Dr. Grossfeld Discusses Research About the Female Athlete Triad

I was interviewed recently by Natsue Koikawa, Associate Professor of Sports Science at Juntendo University in Tokyo, Japan. She is also the Director of Women’s Track and Field at the university, along with the Deputy Directory of Japanese Center for Research on Women in Sport. After finding me online, she and her research assistant, Tomomi Hirao, came to Louisville to complete her research by interviewing about the female athlete triad. Ed Sato assisted in translating the conversation. Women in Sports

The two women had questions regarding my treatment of the female athlete triad, and my treatment plans for these patients and we discussed our current research findings. The Female Athlete Triad is a huge problem in Japan. Over half of Dr. Koikawa’s track team, which would be the equivalent of a Division I NCAA team, has stress fractures and potentially the female athlete triad.

She asked me about education of this condition in the United States and any ideas I had on educating their coaches. I discussed with her that continuing education is always important among coaches and that this should be a topic in the high risk sports such as long-distance running and gymnastics.

Dr. Grossfeld’s Advice About the Female Athlete Triad

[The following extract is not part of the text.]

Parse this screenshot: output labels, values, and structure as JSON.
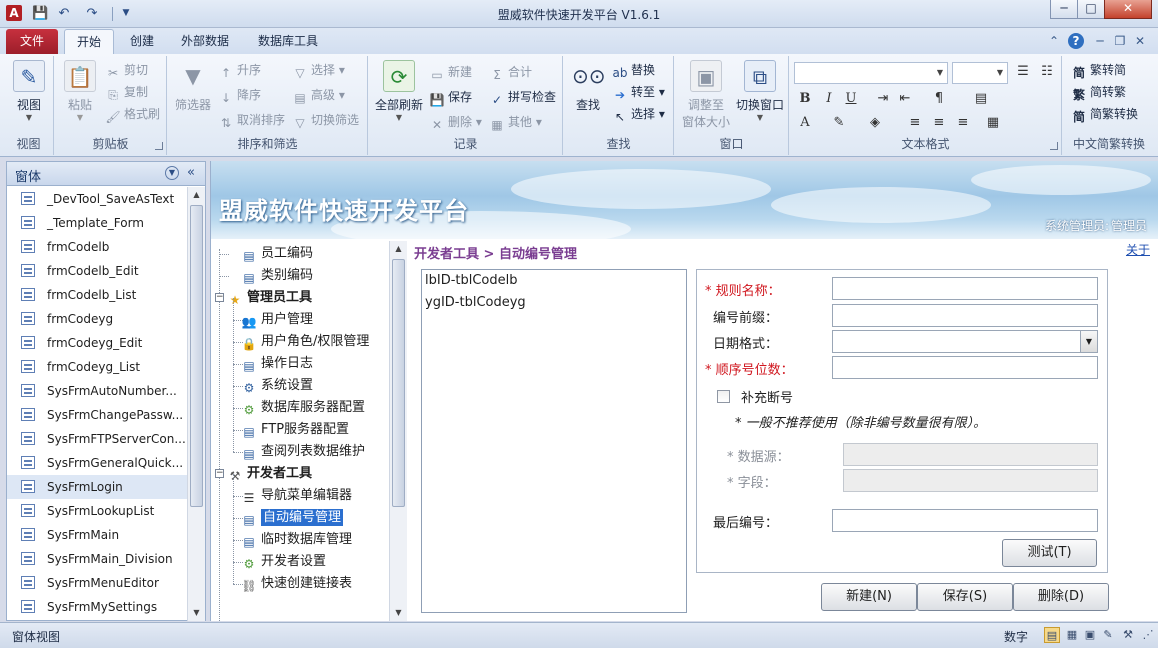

I offered my thoughts on that it is a multi-factorial problem in the sense that you have athletes that are anorexic versus athletes that are not taking in enough calories because they are going to class and they are working out all the time. I discussed with her that I treat these groups of athletes differently. The group that is anorexic needs to be addressed with a team approach including a psychiatrist, nutritionist, athletic trainer, the athletes, and the patient along with the coach.

Female Athlete TriadFor athletes that are nutrient deficient, I have them calculate basal metabolic rate, caloric intake and I ask the athlete to keep a food log. The athletic trainer then helps monitor their caloric intake.

After wrapping up our conversation and research findings that were only accessible via orthopedic surgeons, the two women were extremely gracious and appreciative. I asked them both to please email me if they have any further questions in the future and I am looking forward to more conversations with my new friends!